Value Set Registry Requirements

The Clinical Quality Workgroup "Essential Components Tiger Team" had its first meeting today.  The tiger team is focused on identifying essential components of high quality clinical quality measures, including but not limited to discussions of:
  • value sets, 
  • standard terminologies, and 
  • the technical & custodial requirements for 
    • creation, 
    • sharing and 
    • maintenance of these components.
On the "technical and custodial requirements", HL7 did extensive work in 2009 developed a set of business requirements addressing similar issues for a template registry instead of a value set registry. I just took a look at that document again, and did a mental search and replace using "Value Set" where ever the term   "Template" appeared.  It's actually an excellent source of requirements for a Value Set registry. 

One of the sources for the Template Registry Business requirements project was the HITSP TN903 Data Architecture Technical Note.  That technical note addressed key requirements for data elements, value sets and templates, including identifying key metadata used to access and manage these objects.  There's quite a bit of overlap in that metadata across each of the components.

I'm expecting that the "Essential Components Tiger Team" will examine these documents before their next meeting (next week).

This was the critical slides in our discussion today:

The critical components of this diagram are:

  • Discover and Reuse 
  • Public Domain
  • Governance and QA
Based on other slides in the deck (that we didn't get a chance to go over in the meeting), there are some critical problems with value set quality, and there are plenty of issues with reuse.  The idea that there would be a publicly accessible value set repository is a good one.  PHIN VADS is already one such registry supported by the CDC.  The value sets in VADS are available for anyone to use, which brings me to the next bullet: Public Domain.  The model for measures today is such that they may be licensed materials, and so the issue of reuse could be problematic NOT from a technology standpoint, but from one of policy.  That's not within the scope of this  HIT standards workgroup, but would have to be addressed by the HIT Policy committee or one of its workgroups.

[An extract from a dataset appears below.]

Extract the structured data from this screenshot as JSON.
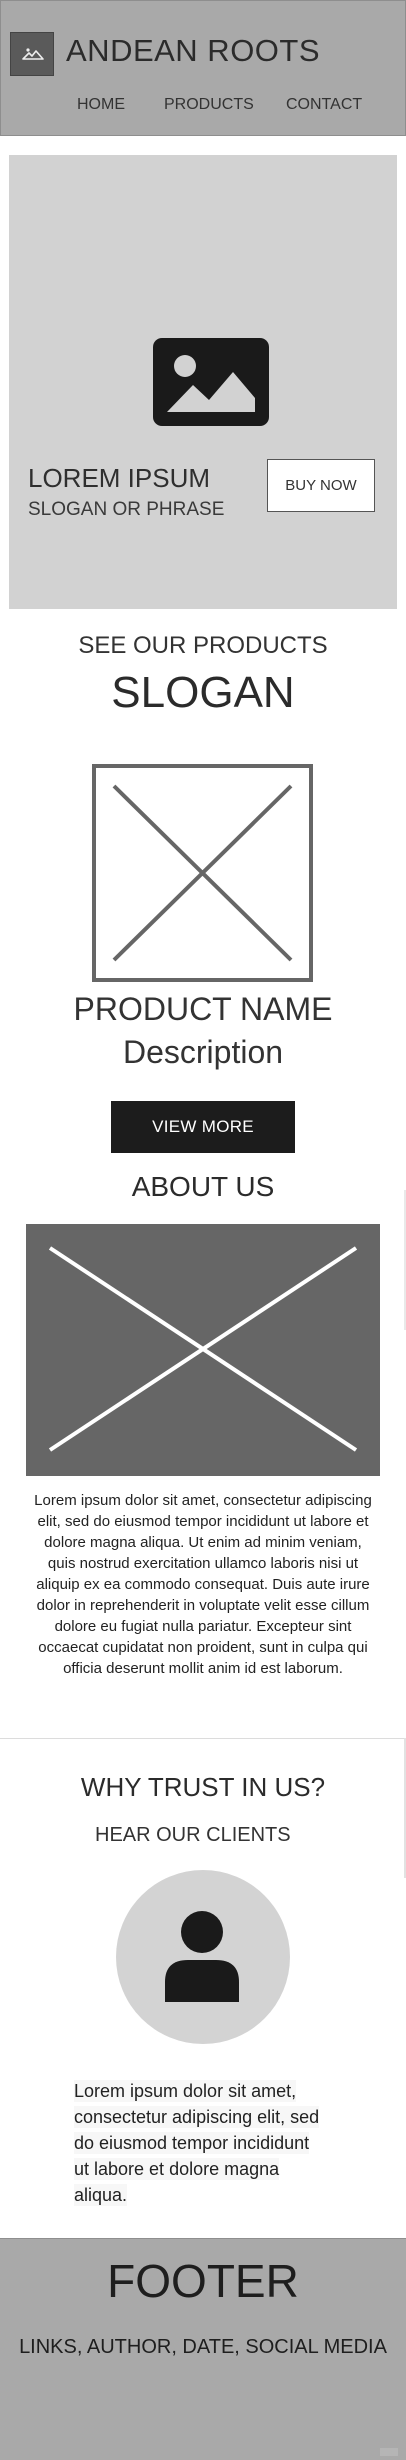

The issue of Governance and QA is also important.  The OpenEHR community has a pretty well executed process for governance that could be adopted with respect to open review and feedback processes on value sets (as well as some really great tools in that space).  Building a national repository of value sets is a critical first step in being able to establish governance over value sets.  Most of the other difficult issues are again related to policy.

In terms of standards: I've already recommended using the IHE Sharing Value Sets profile for accessing Value Sets for Query Health, and I'd also recommend it as a format for exchange of known value sets for use in quality measures. SVS is an implementation of just a very small part of the HL7 Common Terminology Services 2.0 DSTU.  That standard is appropriate to describe the higher level functionality needed to enable Discovery and Reuse of value sets, as well as some of the necessary management capabilities.  Some features (e.g., the annotation capability found in the registry business requirements document) are yet missing from CTS 2.

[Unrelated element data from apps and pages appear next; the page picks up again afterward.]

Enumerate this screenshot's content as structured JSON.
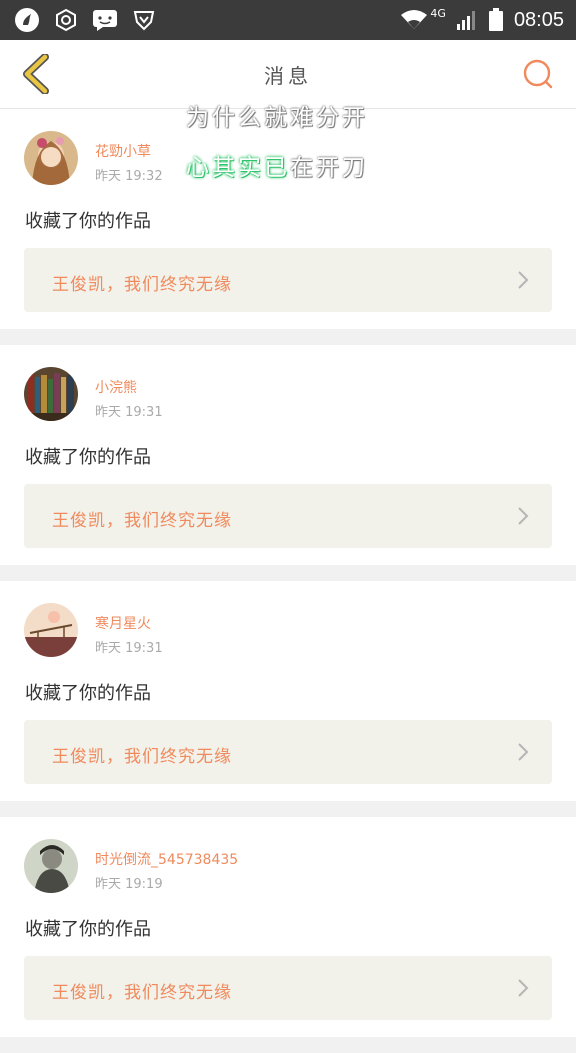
{
  "status_bar": {
    "network_label": "4G",
    "time": "08:05"
  },
  "header": {
    "title": "消息"
  },
  "overlay": {
    "line1": "为什么就难分开",
    "line2_highlight": "心其实已",
    "line2_rest": "在开刀"
  },
  "messages": [
    {
      "username": "花勁小草",
      "time": "昨天 19:32",
      "action": "收藏了你的作品",
      "work_title": "王俊凯，我们终究无缘"
    },
    {
      "username": "小浣熊",
      "time": "昨天 19:31",
      "action": "收藏了你的作品",
      "work_title": "王俊凯，我们终究无缘"
    },
    {
      "username": "寒月星火",
      "time": "昨天 19:31",
      "action": "收藏了你的作品",
      "work_title": "王俊凯，我们终究无缘"
    },
    {
      "username": "时光倒流_545738435",
      "time": "昨天 19:19",
      "action": "收藏了你的作品",
      "work_title": "王俊凯，我们终究无缘"
    }
  ],
  "colors": {
    "accent": "#f08a5d",
    "back_arrow": "#e8c542",
    "status_bar": "#3b3b3b",
    "card_link_bg": "#f2f1ea",
    "highlight_green": "#2ec46a"
  },
  "icons": {
    "back": "back-arrow-icon",
    "search": "search-icon"
  }
}
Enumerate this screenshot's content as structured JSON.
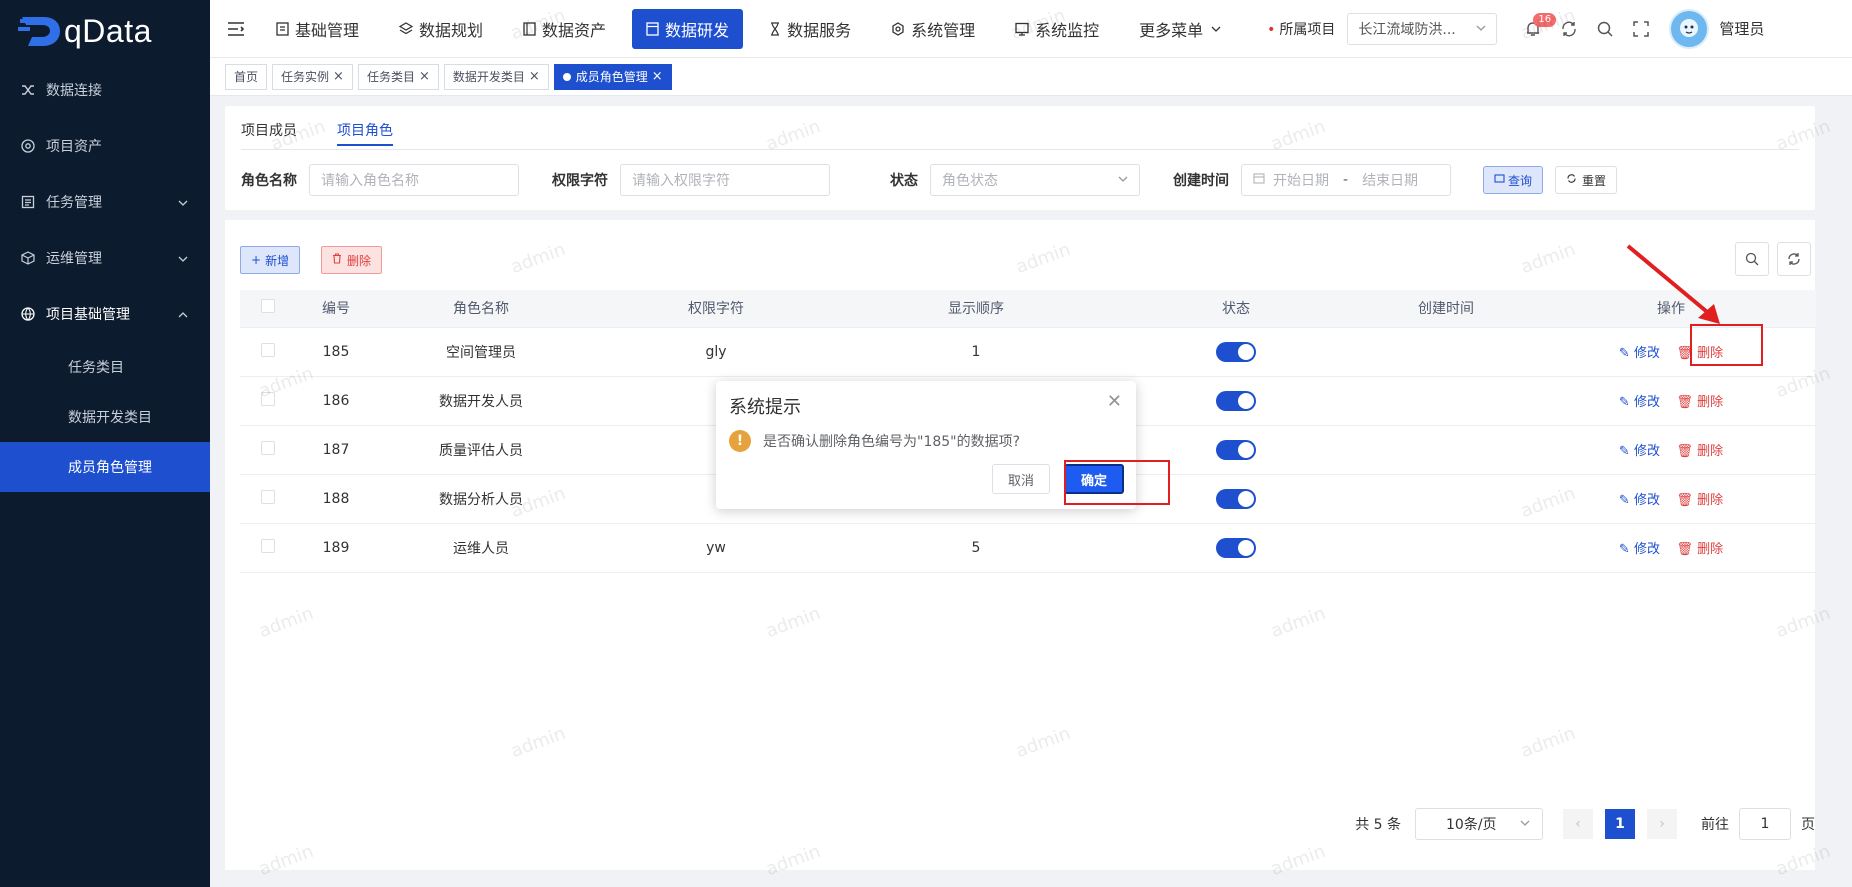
{
  "brand": {
    "name": "qData"
  },
  "sidebar": {
    "items": [
      {
        "label": "数据连接"
      },
      {
        "label": "项目资产"
      },
      {
        "label": "任务管理"
      },
      {
        "label": "运维管理"
      },
      {
        "label": "项目基础管理"
      }
    ],
    "subitems": [
      {
        "label": "任务类目"
      },
      {
        "label": "数据开发类目"
      },
      {
        "label": "成员角色管理"
      }
    ]
  },
  "topnav": {
    "tabs": [
      {
        "label": "基础管理"
      },
      {
        "label": "数据规划"
      },
      {
        "label": "数据资产"
      },
      {
        "label": "数据研发"
      },
      {
        "label": "数据服务"
      },
      {
        "label": "系统管理"
      },
      {
        "label": "系统监控"
      },
      {
        "label": "更多菜单"
      }
    ],
    "project_label": "所属项目",
    "project_value": "长江流域防洪...",
    "notification_count": "16",
    "username": "管理员"
  },
  "tagbar": {
    "tags": [
      {
        "label": "首页"
      },
      {
        "label": "任务实例"
      },
      {
        "label": "任务类目"
      },
      {
        "label": "数据开发类目"
      },
      {
        "label": "成员角色管理"
      }
    ]
  },
  "subtabs": [
    {
      "label": "项目成员"
    },
    {
      "label": "项目角色"
    }
  ],
  "filters": {
    "role_name_label": "角色名称",
    "role_name_placeholder": "请输入角色名称",
    "perm_label": "权限字符",
    "perm_placeholder": "请输入权限字符",
    "status_label": "状态",
    "status_placeholder": "角色状态",
    "time_label": "创建时间",
    "start_placeholder": "开始日期",
    "range_sep": "-",
    "end_placeholder": "结束日期",
    "query_label": "查询",
    "reset_label": "重置"
  },
  "toolbar": {
    "add_label": "新增",
    "delete_label": "删除"
  },
  "table": {
    "headers": [
      "编号",
      "角色名称",
      "权限字符",
      "显示顺序",
      "状态",
      "创建时间",
      "操作"
    ],
    "rows": [
      {
        "id": "185",
        "name": "空间管理员",
        "perm": "gly",
        "order": "1"
      },
      {
        "id": "186",
        "name": "数据开发人员",
        "perm": "",
        "order": ""
      },
      {
        "id": "187",
        "name": "质量评估人员",
        "perm": "",
        "order": ""
      },
      {
        "id": "188",
        "name": "数据分析人员",
        "perm": "",
        "order": ""
      },
      {
        "id": "189",
        "name": "运维人员",
        "perm": "yw",
        "order": "5"
      }
    ],
    "edit_label": "修改",
    "delete_label": "删除"
  },
  "pager": {
    "total": "共 5 条",
    "page_size": "10条/页",
    "current": "1",
    "goto_label": "前往",
    "goto_value": "1",
    "page_unit": "页"
  },
  "dialog": {
    "title": "系统提示",
    "message": "是否确认删除角色编号为\"185\"的数据项?",
    "cancel_label": "取消",
    "ok_label": "确定"
  },
  "watermark_text": "admin",
  "colors": {
    "primary": "#1e4fcf",
    "sidebar_bg": "#0d1b2e",
    "danger": "#e04040"
  }
}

Across these collections of existing standards, there's a great deal to be examined and implemented.   It's not so much that we need the standards, as that we need them implemented in a national infrastructure.

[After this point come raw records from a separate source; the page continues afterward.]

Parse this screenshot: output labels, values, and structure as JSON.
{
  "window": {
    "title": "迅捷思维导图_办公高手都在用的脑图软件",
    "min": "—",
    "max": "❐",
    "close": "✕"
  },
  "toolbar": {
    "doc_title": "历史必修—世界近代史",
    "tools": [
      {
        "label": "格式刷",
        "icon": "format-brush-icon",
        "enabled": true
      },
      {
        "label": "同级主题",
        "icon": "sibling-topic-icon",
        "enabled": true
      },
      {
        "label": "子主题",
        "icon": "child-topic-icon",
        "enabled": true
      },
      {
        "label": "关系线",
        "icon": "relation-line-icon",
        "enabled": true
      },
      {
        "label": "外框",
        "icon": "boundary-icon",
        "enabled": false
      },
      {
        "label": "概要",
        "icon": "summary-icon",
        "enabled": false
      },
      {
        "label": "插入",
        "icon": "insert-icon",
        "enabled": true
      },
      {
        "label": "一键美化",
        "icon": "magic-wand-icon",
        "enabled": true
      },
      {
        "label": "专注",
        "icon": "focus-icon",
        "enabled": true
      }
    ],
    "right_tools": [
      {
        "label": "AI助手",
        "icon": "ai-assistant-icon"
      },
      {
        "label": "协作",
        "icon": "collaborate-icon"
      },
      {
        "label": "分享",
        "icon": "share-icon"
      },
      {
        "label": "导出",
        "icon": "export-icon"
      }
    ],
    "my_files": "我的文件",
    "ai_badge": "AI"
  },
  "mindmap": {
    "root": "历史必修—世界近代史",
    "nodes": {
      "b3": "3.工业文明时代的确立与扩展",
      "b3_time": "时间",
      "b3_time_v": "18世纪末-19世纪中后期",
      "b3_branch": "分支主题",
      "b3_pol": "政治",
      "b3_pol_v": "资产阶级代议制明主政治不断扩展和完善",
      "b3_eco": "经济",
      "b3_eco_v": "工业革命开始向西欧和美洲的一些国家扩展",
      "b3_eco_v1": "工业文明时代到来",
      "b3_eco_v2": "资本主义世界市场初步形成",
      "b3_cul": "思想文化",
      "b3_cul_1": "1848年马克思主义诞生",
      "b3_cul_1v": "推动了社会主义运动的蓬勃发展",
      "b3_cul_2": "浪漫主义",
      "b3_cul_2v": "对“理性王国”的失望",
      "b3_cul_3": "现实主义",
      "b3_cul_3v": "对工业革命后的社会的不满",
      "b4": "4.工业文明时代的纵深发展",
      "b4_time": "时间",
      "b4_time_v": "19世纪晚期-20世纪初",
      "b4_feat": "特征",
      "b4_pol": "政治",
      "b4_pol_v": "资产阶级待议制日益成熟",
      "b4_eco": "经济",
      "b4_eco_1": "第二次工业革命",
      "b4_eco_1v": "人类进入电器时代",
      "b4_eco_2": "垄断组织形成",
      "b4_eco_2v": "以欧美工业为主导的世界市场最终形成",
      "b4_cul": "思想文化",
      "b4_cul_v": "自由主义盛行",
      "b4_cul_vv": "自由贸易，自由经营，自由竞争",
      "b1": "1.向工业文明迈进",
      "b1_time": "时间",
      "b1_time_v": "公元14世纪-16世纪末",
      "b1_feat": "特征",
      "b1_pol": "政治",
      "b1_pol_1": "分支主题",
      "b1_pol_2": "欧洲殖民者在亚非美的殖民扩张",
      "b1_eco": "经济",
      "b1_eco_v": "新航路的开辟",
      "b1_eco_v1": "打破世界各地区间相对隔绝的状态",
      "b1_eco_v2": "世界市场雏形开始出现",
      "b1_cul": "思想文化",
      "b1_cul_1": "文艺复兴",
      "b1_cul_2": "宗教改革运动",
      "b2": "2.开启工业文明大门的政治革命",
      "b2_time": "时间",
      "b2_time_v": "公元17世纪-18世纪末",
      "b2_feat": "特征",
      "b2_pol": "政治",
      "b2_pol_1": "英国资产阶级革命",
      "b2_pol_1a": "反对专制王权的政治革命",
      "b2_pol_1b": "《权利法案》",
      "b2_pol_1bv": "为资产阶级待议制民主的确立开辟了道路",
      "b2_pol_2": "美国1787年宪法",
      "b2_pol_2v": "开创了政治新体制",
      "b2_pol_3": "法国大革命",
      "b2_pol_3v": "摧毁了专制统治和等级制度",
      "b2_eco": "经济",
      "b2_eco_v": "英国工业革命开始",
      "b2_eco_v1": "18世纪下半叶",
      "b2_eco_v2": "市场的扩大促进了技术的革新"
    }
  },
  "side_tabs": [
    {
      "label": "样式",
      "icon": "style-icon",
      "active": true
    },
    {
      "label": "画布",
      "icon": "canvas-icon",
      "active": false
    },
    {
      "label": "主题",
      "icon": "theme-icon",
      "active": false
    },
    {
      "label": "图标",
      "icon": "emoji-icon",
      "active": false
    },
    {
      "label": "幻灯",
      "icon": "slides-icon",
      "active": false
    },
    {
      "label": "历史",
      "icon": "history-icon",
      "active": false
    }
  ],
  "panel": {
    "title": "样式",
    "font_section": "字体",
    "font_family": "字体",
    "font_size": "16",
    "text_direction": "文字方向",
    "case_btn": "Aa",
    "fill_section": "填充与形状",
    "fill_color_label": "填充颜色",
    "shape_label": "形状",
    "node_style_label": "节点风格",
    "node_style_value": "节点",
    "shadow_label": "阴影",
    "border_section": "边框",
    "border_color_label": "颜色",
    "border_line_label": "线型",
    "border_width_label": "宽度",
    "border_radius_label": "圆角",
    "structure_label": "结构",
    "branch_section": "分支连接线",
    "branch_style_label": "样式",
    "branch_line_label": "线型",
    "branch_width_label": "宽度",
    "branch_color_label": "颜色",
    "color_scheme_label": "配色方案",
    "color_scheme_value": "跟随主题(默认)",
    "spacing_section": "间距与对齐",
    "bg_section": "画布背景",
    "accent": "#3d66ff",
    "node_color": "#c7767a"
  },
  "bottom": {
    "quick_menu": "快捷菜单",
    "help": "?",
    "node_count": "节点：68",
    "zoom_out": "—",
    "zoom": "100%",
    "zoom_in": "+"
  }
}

  -- Keith

1 comment:

  1. Keith,

    I've been working with the British Medical Journal clinical content team to develop standardized, evidence based definitions of various disease states-- the denominator in patient registries for the large n chronic conditions is our first target. We are implementing these definitions in the national health system of the Cayman Islands, but I'm also implementing them in my other life in the US as an "analytics guy". Would you be interested in collaborating or introducing me to the ONC Tiger Team? I'd rather not duplicate efforts if ONC is also working on similar initiatives, but I can't tell for sure from my limited insight to ONC if the overlap is significant. Dana Womack suggested I contact you. You can find my full profile on LinkedIn.